The awareness of guilt
The state of reticence
The manacle of restraint
That has accompanied me for years
Has vanished as a bubble does in thin-air
Only its fragments remain
In places of extreme solitude

Civilisation has separated us
Technology has sundered us
Imperialism has disunited us
I have lost my conscience
I have lost my rue
I thought I had freedom
But the reverse is the case

Your dearth, it is, that makes me
Take to the streets in rags
Indiscernible from a lunatic
Except that I appear less filthy

Your dearth, it is, that makes me
Steal from my fellow country-men
Relegating many into poverty
Without a hint of penitence

Your dearth, it is, that makes me
Defiant to mother nature
Longing for repulsive coupling
With another who is gender-equal

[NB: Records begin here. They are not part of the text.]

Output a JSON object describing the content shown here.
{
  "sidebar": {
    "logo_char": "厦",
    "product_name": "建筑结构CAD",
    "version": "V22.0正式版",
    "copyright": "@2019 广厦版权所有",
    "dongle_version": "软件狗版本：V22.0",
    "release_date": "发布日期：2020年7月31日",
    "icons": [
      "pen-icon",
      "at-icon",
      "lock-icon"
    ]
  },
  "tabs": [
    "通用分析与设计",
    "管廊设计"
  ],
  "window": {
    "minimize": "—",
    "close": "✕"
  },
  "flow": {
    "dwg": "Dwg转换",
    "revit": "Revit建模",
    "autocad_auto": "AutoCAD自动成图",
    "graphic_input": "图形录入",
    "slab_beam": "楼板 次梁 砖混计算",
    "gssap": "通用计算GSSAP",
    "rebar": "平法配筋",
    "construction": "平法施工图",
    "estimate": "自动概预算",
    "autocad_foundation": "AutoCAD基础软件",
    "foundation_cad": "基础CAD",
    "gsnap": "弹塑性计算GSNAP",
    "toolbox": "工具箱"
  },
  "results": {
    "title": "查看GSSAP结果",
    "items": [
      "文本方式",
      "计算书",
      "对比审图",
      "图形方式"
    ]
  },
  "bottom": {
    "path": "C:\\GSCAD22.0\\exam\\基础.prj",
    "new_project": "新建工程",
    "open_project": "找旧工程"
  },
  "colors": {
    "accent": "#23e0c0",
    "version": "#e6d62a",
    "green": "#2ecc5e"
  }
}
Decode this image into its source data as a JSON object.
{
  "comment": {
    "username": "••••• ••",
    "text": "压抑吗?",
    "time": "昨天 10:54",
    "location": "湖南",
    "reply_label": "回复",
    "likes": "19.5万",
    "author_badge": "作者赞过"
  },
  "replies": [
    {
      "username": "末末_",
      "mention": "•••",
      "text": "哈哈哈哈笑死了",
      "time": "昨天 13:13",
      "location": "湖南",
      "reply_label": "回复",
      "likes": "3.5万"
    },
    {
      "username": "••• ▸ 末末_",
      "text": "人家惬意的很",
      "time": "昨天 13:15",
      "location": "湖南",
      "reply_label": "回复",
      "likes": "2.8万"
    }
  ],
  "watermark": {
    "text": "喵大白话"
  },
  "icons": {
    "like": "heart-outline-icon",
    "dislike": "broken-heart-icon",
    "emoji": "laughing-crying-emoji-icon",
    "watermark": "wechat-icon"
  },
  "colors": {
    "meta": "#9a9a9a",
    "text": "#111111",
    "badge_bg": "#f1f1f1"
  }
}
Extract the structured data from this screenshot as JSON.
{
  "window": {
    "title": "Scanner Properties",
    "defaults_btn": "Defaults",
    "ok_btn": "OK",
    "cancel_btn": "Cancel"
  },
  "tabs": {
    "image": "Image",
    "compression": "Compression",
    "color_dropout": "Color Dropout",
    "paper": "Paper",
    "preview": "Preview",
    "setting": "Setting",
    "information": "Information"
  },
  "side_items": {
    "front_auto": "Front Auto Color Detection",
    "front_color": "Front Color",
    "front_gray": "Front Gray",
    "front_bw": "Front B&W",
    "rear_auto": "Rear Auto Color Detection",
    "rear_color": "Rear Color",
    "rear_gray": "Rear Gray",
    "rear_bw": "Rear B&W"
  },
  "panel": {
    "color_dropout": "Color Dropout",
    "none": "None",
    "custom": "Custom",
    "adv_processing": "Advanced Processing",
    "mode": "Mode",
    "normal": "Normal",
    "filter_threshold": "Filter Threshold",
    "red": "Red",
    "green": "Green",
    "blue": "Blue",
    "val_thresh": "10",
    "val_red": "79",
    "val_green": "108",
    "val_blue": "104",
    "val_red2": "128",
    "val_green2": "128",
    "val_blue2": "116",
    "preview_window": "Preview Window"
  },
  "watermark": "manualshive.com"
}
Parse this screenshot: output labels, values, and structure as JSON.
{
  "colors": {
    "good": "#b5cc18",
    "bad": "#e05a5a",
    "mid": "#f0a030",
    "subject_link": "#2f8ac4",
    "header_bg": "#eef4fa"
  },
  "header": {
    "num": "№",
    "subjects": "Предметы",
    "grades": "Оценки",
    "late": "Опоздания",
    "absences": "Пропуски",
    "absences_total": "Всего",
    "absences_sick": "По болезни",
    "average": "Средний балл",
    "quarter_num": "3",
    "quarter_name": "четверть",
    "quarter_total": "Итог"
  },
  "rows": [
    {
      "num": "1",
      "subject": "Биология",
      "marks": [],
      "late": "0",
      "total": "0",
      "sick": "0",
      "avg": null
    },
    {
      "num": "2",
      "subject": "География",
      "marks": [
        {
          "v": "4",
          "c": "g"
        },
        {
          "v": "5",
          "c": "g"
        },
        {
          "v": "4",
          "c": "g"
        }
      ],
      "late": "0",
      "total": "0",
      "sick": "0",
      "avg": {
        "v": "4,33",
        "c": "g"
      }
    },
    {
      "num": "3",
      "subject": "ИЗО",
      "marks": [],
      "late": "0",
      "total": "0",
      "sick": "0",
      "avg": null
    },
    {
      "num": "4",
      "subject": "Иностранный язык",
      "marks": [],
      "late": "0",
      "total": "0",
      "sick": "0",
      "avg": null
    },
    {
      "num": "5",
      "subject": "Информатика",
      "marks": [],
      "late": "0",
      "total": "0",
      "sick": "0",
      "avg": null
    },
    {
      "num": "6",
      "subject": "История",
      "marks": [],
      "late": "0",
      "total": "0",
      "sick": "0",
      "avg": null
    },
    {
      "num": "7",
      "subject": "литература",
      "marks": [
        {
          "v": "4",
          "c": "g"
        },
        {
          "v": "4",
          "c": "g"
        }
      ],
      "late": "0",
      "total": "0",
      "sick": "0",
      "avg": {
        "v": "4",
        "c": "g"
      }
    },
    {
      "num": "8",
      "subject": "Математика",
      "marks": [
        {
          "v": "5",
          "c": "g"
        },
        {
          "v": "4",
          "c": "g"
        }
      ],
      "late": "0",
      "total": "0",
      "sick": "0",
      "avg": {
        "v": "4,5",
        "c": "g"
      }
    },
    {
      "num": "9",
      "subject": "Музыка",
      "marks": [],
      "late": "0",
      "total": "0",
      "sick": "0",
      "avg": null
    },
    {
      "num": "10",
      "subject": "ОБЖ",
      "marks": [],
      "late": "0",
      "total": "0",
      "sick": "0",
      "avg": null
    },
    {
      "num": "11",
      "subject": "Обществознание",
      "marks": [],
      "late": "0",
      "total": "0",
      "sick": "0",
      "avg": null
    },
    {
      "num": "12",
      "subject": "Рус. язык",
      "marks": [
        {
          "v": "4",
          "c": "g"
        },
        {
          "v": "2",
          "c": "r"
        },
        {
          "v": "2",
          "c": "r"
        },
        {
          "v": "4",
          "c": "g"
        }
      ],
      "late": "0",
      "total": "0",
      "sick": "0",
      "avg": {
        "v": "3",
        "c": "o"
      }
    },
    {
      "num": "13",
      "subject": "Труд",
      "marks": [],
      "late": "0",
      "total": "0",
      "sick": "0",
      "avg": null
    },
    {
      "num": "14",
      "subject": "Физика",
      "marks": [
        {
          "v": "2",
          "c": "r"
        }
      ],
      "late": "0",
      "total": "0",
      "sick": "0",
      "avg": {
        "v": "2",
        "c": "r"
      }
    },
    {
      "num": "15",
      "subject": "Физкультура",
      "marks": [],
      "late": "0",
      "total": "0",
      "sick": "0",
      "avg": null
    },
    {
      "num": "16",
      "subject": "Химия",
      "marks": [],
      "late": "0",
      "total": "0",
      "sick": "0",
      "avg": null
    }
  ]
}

Your dearth, it is, that makes me
Commit crimes against humanity
Slaying my man-kind en masse
Only to satisfy my egomania

Your absence is killing me
But I know not
Your lack is bestialising me
But I fear not
Reality is only a lid away
It is more than a big shame
That not anymore can I find shame